Carey LA, Perou CM, Livasy CA, Dressler LG, Cowan D, Conway K, et al.
Race, breast cancer subtypes, and survival in the Carolina Breast Cancer Study. JAMA 2006;295:2492-502.
Badve S, Dabbs DJ, Schnitt SJ, Baehner FL, Decker T, Eusebi V, et al.
Basal-like and triple-negative breast cancers: A critical review with an emphasis on the implications for pathologists and oncologists. Mod Pathol 2011;24:157-67.
Ignatov T, Eggemann H, Burger E, Costa SD, Ignatov A. Hormone receptor status does not alter the effect of trastuzumab in breast cancer. Endocr Relat Cancer 2016;23:349-55.
Kim SI, Sohn J, Koo JS, Park SH, Park HS, Park BW. Molecular subtypes and tumor response to neoadjuvant chemotherapy in patients with locally advanced breast cancer. Oncology 2010;79:324-30.
Sorlie T, Tibshirani R, Parker J, Hastie T, Marron JS, Nobel A, et al.
Repeated observation of breast tumor subtypes in independent gene expression data sets. Proc Natl Acad Sci U S A 2003;100:8418-23.
Smid M, Wang Y, Zhang Y, Sieuwerts AM, Yu J, Klijn JG, et al.
Subtypes of breast cancer show preferential site of relapse. Cancer Res 2008;68:3108-14.
Kennecke H, Yerushalmi R, Woods R, Cheang MC, Voduc D, Speers CH, et al.
Metastatic behavior of breast cancer subtypes. J Clin Oncol 2010;28:3271-7.

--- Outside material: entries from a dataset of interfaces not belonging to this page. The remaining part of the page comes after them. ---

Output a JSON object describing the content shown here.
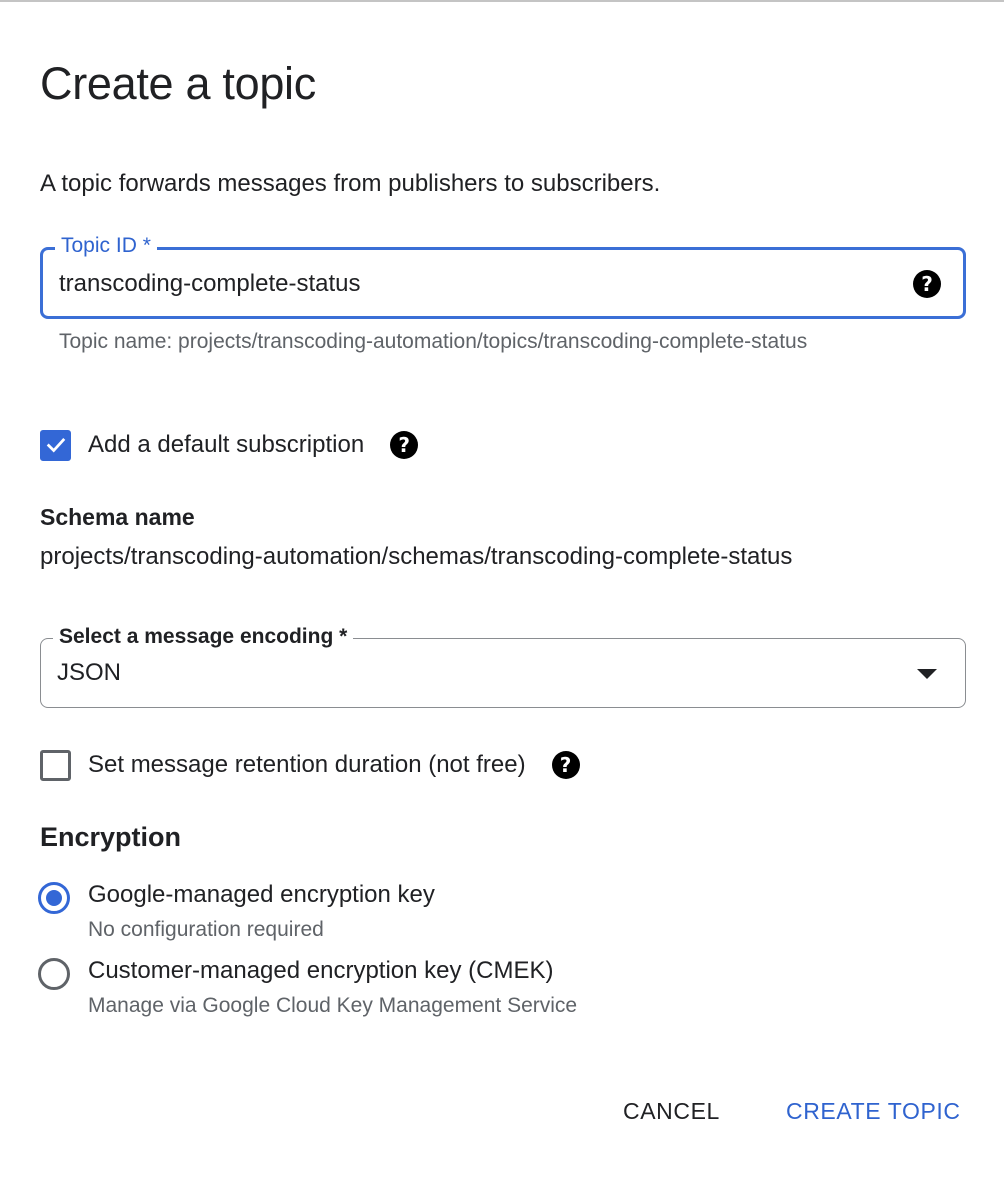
{
  "dialog": {
    "title": "Create a topic",
    "description": "A topic forwards messages from publishers to subscribers."
  },
  "topic_id": {
    "label": "Topic ID *",
    "value": "transcoding-complete-status",
    "help_icon": "help-icon",
    "hint": "Topic name: projects/transcoding-automation/topics/transcoding-complete-status"
  },
  "default_subscription": {
    "label": "Add a default subscription",
    "checked": true
  },
  "schema": {
    "heading": "Schema name",
    "path": "projects/transcoding-automation/schemas/transcoding-complete-status"
  },
  "encoding": {
    "label": "Select a message encoding *",
    "selected": "JSON"
  },
  "retention": {
    "label": "Set message retention duration (not free)",
    "checked": false
  },
  "encryption": {
    "heading": "Encryption",
    "options": [
      {
        "label": "Google-managed encryption key",
        "sub": "No configuration required",
        "selected": true
      },
      {
        "label": "Customer-managed encryption key (CMEK)",
        "sub": "Manage via Google Cloud Key Management Service",
        "selected": false
      }
    ]
  },
  "actions": {
    "cancel_label": "CANCEL",
    "create_label": "CREATE TOPIC"
  },
  "colors": {
    "accent": "#3367d6",
    "text": "#202124",
    "secondary_text": "#5f6368"
  }
}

Metzger-Filho O, Sun Z, Viale G, Price KN, Crivellari D, Snyder RD, et al.
Patterns of Recurrence and outcome according to breast cancer subtypes in lymph node-negative disease: Results from international breast cancer study group trials VIII and IX. J Clin Oncol 2013;31:3083-90.
Sihto H, Lundin J, Lundin M, Lehtimäki T, Ristimäki A, Holli K, et al.
Breast cancer biological subtypes and protein expression predict for the preferential distant metastasis sites: A nationwide cohort study. Breast Cancer Res 2011;13:R87.
Park HS, Kim S, Kim K, Yoo H, Chae BJ, Bae JS, et al.
Pattern of distant recurrence according to the molecular subtypes in Korean women with breast cancer. World J Surg Oncol 2012;10:4.
Chalil N, Nair IP, Aliyarukunju N, Latheef A. A cross-sectional study on the pattern of recurrence in carcinoma breast patients based on molecular subtypes. Int Surg J 2020;7:1712-7.
Wu X, Baig A, Kasymjanova G, Kafi K, Holcroft C, Mekouar H, et al.
Pattern of local recurrence and distant metastasis in breast cancer by molecular subtype. Cureus 2016;8:e924.
Kaplan MA, Arslan UY, Işıkdogan A, Dane F, Oksuzoglu B, Inanc M, et al
. Biological subtypes and distant relapse pattern in breast cancer patients after curative surgery (study of Anatolian society of medical oncology). Breast Care (Basel) 2016;11:248-52.
[Figure 1], [Figure 2]
[Table 1], [Table 2]